But even though cell phone towers are banned and even the local library lacks Wi-Fi, smart meters have invaded, Cooney says.
“They’ve completely dropped the ball on smart meters,” she says. “I can’t stand it here either.”
She says she visited her father in New Jersey over Christmas—“and there are no smart meters anywhere around them. …. I felt great there—all analog meters. I was thinking: Maybe I should move to New Jersey—of all places. Like who wants to live in New Jersey, right?”
Returning to Green Bank, Cooney found the first snow on the ground, and “except for the main highway, they don’t shovel or plow anything around here. … It’s a backward place.
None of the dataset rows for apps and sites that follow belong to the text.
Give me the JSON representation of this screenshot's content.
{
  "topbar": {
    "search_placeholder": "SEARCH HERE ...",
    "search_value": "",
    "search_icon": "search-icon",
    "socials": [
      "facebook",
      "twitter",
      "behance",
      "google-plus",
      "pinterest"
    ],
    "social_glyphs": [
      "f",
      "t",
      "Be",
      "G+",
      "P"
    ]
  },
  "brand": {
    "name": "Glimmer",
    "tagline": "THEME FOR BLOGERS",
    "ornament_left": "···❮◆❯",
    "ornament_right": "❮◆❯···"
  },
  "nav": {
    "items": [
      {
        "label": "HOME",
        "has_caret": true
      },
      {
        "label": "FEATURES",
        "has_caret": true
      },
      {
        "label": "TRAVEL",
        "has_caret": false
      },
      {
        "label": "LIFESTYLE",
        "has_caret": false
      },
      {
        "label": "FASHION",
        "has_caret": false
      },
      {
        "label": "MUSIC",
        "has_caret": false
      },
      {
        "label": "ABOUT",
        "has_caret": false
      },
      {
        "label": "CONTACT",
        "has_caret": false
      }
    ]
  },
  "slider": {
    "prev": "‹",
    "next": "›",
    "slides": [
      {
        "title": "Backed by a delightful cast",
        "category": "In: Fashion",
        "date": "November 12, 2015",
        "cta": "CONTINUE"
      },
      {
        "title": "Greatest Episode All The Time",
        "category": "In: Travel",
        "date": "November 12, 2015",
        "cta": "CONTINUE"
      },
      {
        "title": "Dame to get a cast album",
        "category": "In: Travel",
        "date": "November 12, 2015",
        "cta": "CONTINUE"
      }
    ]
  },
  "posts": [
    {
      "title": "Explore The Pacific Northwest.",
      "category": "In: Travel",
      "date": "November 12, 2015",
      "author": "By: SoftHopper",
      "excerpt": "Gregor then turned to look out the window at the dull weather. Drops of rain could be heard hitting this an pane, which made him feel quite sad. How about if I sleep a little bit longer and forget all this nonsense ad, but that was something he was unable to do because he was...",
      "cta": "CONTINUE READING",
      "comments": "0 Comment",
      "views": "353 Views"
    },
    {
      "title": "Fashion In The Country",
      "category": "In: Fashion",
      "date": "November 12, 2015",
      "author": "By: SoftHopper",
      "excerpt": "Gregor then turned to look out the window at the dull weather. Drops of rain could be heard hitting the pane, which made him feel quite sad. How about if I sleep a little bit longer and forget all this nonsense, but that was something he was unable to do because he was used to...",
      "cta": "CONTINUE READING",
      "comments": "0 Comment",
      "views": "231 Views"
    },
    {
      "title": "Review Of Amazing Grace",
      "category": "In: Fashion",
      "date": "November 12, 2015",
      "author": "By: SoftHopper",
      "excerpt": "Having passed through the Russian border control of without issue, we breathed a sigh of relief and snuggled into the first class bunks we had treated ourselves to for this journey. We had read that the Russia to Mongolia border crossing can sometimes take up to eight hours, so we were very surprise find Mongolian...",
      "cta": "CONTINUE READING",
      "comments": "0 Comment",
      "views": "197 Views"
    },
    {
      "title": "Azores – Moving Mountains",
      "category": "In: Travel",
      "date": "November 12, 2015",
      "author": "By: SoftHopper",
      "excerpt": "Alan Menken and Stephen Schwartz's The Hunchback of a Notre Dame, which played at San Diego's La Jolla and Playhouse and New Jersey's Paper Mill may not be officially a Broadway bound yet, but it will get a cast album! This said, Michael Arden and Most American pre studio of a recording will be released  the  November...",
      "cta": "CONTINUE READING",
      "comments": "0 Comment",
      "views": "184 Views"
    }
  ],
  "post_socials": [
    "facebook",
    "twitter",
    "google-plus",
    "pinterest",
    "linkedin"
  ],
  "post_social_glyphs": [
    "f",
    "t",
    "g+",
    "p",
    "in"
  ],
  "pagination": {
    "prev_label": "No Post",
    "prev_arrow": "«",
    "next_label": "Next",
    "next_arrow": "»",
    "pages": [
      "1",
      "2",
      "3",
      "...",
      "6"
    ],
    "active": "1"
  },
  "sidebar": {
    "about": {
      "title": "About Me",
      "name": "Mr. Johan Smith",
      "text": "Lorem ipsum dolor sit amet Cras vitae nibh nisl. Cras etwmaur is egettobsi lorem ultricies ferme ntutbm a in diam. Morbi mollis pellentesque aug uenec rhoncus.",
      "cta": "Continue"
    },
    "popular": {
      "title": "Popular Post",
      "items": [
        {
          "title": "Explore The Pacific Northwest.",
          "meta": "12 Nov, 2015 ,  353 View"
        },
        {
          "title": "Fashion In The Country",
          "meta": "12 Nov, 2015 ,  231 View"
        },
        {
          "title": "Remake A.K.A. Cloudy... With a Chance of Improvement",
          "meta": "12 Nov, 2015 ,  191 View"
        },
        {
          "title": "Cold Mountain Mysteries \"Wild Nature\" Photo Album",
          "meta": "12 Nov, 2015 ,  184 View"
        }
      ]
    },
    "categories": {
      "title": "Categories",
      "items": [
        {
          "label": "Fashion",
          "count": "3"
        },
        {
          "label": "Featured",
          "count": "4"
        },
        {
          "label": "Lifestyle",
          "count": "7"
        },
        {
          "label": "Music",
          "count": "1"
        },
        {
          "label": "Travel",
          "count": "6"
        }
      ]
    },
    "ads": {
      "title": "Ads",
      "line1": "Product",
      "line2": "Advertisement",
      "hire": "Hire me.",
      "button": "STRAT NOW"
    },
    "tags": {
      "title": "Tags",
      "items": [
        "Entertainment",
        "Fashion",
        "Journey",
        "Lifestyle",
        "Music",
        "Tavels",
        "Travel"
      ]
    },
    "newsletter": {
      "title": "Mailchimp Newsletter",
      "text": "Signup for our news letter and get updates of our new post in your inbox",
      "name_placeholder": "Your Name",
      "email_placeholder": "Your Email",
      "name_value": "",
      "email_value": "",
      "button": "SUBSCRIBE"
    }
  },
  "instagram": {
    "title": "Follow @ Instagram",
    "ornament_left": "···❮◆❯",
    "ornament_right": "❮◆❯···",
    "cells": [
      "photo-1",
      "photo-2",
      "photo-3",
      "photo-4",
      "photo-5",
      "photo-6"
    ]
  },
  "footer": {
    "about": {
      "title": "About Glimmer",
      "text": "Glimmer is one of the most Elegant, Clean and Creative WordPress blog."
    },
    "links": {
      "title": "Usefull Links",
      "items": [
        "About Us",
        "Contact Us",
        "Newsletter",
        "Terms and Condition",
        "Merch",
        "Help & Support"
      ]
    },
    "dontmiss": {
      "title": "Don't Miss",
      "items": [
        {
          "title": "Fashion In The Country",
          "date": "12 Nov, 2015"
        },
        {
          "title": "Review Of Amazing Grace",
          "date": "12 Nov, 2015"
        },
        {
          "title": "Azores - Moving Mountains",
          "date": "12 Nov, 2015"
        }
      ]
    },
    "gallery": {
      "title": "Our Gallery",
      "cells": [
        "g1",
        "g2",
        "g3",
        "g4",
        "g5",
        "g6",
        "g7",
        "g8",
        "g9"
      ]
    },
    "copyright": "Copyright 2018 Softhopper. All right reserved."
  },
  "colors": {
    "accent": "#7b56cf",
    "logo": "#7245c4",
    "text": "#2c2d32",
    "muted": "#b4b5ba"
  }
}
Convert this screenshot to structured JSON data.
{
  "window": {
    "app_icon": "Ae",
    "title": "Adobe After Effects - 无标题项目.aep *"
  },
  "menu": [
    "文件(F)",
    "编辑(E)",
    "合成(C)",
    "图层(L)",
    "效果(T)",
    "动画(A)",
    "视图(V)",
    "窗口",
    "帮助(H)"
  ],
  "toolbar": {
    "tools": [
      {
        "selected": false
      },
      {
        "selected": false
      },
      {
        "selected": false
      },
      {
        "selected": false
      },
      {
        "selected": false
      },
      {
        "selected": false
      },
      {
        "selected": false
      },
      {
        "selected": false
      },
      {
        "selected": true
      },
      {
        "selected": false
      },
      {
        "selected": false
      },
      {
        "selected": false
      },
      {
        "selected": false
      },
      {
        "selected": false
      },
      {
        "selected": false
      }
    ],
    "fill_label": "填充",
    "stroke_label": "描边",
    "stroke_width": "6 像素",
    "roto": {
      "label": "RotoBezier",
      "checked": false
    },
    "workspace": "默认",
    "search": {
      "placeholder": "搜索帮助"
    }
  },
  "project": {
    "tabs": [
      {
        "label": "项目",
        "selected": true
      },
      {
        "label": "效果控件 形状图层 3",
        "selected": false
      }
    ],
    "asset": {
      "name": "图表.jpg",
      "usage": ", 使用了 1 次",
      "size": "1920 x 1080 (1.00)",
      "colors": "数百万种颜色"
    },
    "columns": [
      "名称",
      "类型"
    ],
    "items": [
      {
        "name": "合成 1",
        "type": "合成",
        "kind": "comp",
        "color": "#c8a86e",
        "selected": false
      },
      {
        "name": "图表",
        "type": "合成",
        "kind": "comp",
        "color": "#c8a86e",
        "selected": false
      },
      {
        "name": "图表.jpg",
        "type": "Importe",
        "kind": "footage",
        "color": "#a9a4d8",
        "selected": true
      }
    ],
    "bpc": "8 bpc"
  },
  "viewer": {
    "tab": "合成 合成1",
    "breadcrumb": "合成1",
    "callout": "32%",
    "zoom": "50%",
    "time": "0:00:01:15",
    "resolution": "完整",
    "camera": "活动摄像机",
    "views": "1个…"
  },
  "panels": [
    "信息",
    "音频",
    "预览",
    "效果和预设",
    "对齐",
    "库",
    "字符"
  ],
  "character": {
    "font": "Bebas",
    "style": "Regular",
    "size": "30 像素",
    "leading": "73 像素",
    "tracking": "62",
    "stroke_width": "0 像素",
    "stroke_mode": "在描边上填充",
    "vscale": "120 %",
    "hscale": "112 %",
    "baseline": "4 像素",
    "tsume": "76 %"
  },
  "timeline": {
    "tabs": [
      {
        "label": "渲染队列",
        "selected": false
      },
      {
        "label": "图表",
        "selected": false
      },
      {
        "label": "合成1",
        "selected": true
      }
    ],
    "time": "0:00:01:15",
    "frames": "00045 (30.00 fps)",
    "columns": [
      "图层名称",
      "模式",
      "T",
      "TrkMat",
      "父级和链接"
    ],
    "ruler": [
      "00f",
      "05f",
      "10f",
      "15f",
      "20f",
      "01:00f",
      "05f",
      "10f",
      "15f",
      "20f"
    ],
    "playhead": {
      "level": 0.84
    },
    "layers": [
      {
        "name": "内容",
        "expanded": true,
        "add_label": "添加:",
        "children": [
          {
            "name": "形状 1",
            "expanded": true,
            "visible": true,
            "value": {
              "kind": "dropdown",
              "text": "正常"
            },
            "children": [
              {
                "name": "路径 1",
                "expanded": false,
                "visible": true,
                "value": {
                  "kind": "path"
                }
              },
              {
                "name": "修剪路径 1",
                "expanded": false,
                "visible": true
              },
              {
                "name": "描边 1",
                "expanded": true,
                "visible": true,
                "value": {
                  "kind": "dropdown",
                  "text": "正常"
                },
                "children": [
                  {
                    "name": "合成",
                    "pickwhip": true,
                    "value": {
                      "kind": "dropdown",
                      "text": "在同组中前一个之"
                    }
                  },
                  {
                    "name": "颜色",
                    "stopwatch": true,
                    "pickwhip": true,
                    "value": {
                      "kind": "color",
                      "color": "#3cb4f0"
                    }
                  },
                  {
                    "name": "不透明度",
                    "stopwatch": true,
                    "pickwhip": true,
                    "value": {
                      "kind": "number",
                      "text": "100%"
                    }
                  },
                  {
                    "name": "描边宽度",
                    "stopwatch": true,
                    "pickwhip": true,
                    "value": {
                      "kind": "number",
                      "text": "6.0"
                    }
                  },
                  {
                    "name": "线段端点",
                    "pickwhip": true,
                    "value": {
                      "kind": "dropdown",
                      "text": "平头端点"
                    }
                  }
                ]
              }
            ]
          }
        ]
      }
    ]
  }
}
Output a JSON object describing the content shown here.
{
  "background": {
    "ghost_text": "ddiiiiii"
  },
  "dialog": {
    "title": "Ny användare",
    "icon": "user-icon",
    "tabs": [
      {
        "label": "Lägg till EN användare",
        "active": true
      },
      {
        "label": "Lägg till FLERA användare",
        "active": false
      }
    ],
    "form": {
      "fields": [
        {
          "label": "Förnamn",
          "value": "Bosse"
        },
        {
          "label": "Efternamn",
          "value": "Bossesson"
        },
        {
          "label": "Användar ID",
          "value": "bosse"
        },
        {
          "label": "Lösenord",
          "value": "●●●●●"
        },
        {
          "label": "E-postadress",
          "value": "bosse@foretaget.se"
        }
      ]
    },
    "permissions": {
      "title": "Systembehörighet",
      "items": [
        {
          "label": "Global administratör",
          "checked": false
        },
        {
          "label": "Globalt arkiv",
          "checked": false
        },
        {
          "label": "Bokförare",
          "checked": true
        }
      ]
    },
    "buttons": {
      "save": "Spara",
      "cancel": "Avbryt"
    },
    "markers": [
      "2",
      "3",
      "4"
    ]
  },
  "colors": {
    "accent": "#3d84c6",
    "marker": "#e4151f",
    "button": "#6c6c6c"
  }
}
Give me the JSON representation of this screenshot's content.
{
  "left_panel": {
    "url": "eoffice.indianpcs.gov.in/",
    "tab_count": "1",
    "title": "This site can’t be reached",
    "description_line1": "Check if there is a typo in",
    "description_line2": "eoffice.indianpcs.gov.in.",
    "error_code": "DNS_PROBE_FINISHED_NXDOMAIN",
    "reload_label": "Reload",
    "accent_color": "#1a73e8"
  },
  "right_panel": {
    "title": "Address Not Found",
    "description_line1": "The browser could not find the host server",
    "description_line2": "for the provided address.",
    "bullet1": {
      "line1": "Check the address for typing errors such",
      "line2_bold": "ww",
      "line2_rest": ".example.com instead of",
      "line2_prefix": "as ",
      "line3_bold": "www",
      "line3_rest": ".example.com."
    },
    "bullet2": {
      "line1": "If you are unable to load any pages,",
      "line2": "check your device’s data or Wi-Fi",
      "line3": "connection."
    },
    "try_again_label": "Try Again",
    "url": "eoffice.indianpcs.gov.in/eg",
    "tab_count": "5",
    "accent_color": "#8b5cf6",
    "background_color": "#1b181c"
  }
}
I really don’t like it here. … I’m just kind of stuck here for now.”
Cooney longs to return to the Golden State—“I moved to California and built a life there for a reason”—but would do so only through an injunction against smart meters.
She expects a vicious fight when the case comes before Magistrate Judge Joseph Spero—although Cooney says she may request a federal judge.
“The defendants in this case are probably going to use dirty tricks and disobey the law and probably are going to malign me,” she said in a laughter-punctuated interview.
“That’s what defendants usually do—especially when a plaintiff has a good solid case against them.”
No matter the outcome, Cooney has already declared victory: “I’ve created a huge problem for these people who are trying to get away with murder, and it costs them a lot of money in defending [the lawsuit]. So I’ve already won in that I’ve created a huge impact here.
“I hope that I’m a role model and that other people … will file similar lawsuits.”